**AIM OF THE EXERCISE**
All the data beneath this line is to be reproduced exactly.

Data records for software interfaces:
◆ ◆ ◆ ◆ ◆ ◆ ◆
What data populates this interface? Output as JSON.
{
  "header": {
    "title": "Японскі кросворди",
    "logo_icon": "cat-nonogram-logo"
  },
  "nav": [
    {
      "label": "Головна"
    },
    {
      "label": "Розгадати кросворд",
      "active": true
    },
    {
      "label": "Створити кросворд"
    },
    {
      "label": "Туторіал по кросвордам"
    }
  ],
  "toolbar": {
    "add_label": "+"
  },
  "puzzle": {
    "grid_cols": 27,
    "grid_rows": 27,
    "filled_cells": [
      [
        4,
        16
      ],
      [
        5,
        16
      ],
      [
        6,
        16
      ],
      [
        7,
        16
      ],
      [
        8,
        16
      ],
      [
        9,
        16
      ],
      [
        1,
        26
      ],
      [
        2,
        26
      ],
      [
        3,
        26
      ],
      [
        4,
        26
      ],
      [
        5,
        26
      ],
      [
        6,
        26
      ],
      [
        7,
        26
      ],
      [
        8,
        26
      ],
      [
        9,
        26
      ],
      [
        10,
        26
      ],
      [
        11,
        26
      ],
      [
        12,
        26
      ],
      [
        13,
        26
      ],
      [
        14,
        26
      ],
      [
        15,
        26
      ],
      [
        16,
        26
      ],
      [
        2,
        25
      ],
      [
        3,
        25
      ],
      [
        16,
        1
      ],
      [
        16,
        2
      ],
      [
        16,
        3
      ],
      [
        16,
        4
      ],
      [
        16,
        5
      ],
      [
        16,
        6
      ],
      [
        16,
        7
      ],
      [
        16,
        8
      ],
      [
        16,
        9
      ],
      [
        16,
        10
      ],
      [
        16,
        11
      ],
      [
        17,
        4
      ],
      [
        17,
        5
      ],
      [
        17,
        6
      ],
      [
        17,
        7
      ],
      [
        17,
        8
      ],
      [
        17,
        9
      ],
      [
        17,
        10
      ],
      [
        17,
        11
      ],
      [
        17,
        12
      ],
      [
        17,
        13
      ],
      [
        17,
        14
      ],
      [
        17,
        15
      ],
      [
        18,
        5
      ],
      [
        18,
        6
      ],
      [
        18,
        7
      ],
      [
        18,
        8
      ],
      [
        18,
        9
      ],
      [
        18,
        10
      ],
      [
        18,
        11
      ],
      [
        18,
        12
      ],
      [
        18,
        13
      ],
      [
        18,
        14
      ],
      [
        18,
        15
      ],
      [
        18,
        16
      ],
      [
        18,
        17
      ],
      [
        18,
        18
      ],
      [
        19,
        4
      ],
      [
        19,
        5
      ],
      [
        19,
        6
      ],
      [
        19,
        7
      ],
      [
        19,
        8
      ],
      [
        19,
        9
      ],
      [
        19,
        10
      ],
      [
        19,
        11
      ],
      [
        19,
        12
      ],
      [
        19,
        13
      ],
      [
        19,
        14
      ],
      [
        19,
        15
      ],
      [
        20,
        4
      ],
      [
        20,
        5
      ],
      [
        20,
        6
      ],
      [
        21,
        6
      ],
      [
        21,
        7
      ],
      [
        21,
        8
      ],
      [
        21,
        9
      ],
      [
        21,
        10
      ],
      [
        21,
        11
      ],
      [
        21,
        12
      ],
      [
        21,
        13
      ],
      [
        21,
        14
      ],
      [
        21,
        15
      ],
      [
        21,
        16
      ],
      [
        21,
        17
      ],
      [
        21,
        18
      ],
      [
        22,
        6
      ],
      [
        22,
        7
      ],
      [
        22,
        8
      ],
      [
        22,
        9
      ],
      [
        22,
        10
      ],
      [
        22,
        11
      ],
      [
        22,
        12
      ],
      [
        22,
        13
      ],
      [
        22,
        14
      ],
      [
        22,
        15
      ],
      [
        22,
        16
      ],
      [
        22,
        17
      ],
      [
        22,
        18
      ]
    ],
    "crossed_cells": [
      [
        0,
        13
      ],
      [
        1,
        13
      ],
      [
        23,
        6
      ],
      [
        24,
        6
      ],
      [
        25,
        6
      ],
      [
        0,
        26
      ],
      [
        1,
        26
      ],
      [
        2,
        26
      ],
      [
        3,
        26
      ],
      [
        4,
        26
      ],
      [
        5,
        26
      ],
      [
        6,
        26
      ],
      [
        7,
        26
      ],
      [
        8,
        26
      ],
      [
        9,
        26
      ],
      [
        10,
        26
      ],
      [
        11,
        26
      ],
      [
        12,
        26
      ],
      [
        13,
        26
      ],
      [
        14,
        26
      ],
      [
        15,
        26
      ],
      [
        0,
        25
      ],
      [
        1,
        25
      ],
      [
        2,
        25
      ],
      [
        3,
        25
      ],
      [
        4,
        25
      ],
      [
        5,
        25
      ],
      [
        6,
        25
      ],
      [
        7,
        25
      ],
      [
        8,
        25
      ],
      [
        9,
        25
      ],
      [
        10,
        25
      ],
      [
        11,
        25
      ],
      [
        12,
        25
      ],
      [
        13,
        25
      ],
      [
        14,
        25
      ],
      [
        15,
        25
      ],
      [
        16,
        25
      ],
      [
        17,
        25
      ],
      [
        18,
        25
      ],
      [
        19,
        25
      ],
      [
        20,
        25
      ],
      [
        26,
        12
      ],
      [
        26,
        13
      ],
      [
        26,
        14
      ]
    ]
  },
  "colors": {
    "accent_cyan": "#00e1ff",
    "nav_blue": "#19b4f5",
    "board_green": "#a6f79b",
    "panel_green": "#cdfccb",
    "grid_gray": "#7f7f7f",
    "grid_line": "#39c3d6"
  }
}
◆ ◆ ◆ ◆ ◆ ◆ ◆
**WRITTEN RESPONSE**
What data populates this interface? Output as JSON.
{
  "header": {
    "title": "Японскі кросворди",
    "logo_icon": "cat-nonogram-logo"
  },
  "nav": [
    {
      "label": "Головна"
    },
    {
      "label": "Розгадати кросворд",
      "active": true
    },
    {
      "label": "Створити кросворд"
    },
    {
      "label": "Туторіал по кросвордам"
    }
  ],
  "toolbar": {
    "add_label": "+"
  },
  "puzzle": {
    "grid_cols": 27,
    "grid_rows": 27,
    "filled_cells": [
      [
        4,
        16
      ],
      [
        5,
        16
      ],
      [
        6,
        16
      ],
      [
        7,
        16
      ],
      [
        8,
        16
      ],
      [
        9,
        16
      ],
      [
        1,
        26
      ],
      [
        2,
        26
      ],
      [
        3,
        26
      ],
      [
        4,
        26
      ],
      [
        5,
        26
      ],
      [
        6,
        26
      ],
      [
        7,
        26
      ],
      [
        8,
        26
      ],
      [
        9,
        26
      ],
      [
        10,
        26
      ],
      [
        11,
        26
      ],
      [
        12,
        26
      ],
      [
        13,
        26
      ],
      [
        14,
        26
      ],
      [
        15,
        26
      ],
      [
        16,
        26
      ],
      [
        2,
        25
      ],
      [
        3,
        25
      ],
      [
        16,
        1
      ],
      [
        16,
        2
      ],
      [
        16,
        3
      ],
      [
        16,
        4
      ],
      [
        16,
        5
      ],
      [
        16,
        6
      ],
      [
        16,
        7
      ],
      [
        16,
        8
      ],
      [
        16,
        9
      ],
      [
        16,
        10
      ],
      [
        16,
        11
      ],
      [
        17,
        4
      ],
      [
        17,
        5
      ],
      [
        17,
        6
      ],
      [
        17,
        7
      ],
      [
        17,
        8
      ],
      [
        17,
        9
      ],
      [
        17,
        10
      ],
      [
        17,
        11
      ],
      [
        17,
        12
      ],
      [
        17,
        13
      ],
      [
        17,
        14
      ],
      [
        17,
        15
      ],
      [
        18,
        5
      ],
      [
        18,
        6
      ],
      [
        18,
        7
      ],
      [
        18,
        8
      ],
      [
        18,
        9
      ],
      [
        18,
        10
      ],
      [
        18,
        11
      ],
      [
        18,
        12
      ],
      [
        18,
        13
      ],
      [
        18,
        14
      ],
      [
        18,
        15
      ],
      [
        18,
        16
      ],
      [
        18,
        17
      ],
      [
        18,
        18
      ],
      [
        19,
        4
      ],
      [
        19,
        5
      ],
      [
        19,
        6
      ],
      [
        19,
        7
      ],
      [
        19,
        8
      ],
      [
        19,
        9
      ],
      [
        19,
        10
      ],
      [
        19,
        11
      ],
      [
        19,
        12
      ],
      [
        19,
        13
      ],
      [
        19,
        14
      ],
      [
        19,
        15
      ],
      [
        20,
        4
      ],
      [
        20,
        5
      ],
      [
        20,
        6
      ],
      [
        21,
        6
      ],
      [
        21,
        7
      ],
      [
        21,
        8
      ],
      [
        21,
        9
      ],
      [
        21,
        10
      ],
      [
        21,
        11
      ],
      [
        21,
        12
      ],
      [
        21,
        13
      ],
      [
        21,
        14
      ],
      [
        21,
        15
      ],
      [
        21,
        16
      ],
      [
        21,
        17
      ],
      [
        21,
        18
      ],
      [
        22,
        6
      ],
      [
        22,
        7
      ],
      [
        22,
        8
      ],
      [
        22,
        9
      ],
      [
        22,
        10
      ],
      [
        22,
        11
      ],
      [
        22,
        12
      ],
      [
        22,
        13
      ],
      [
        22,
        14
      ],
      [
        22,
        15
      ],
      [
        22,
        16
      ],
      [
        22,
        17
      ],
      [
        22,
        18
      ]
    ],
    "crossed_cells": [
      [
        0,
        13
      ],
      [
        1,
        13
      ],
      [
        23,
        6
      ],
      [
        24,
        6
      ],
      [
        25,
        6
      ],
      [
        0,
        26
      ],
      [
        1,
        26
      ],
      [
        2,
        26
      ],
      [
        3,
        26
      ],
      [
        4,
        26
      ],
      [
        5,
        26
      ],
      [
        6,
        26
      ],
      [
        7,
        26
      ],
      [
        8,
        26
      ],
      [
        9,
        26
      ],
      [
        10,
        26
      ],
      [
        11,
        26
      ],
      [
        12,
        26
      ],
      [
        13,
        26
      ],
      [
        14,
        26
      ],
      [
        15,
        26
      ],
      [
        0,
        25
      ],
      [
        1,
        25
      ],
      [
        2,
        25
      ],
      [
        3,
        25
      ],
      [
        4,
        25
      ],
      [
        5,
        25
      ],
      [
        6,
        25
      ],
      [
        7,
        25
      ],
      [
        8,
        25
      ],
      [
        9,
        25
      ],
      [
        10,
        25
      ],
      [
        11,
        25
      ],
      [
        12,
        25
      ],
      [
        13,
        25
      ],
      [
        14,
        25
      ],
      [
        15,
        25
      ],
      [
        16,
        25
      ],
      [
        17,
        25
      ],
      [
        18,
        25
      ],
      [
        19,
        25
      ],
      [
        20,
        25
      ],
      [
        26,
        12
      ],
      [
        26,
        13
      ],
      [
        26,
        14
      ]
    ]
  },
  "colors": {
    "accent_cyan": "#00e1ff",
    "nav_blue": "#19b4f5",
    "board_green": "#a6f79b",
    "panel_green": "#cdfccb",
    "grid_gray": "#7f7f7f",
    "grid_line": "#39c3d6"
  }
}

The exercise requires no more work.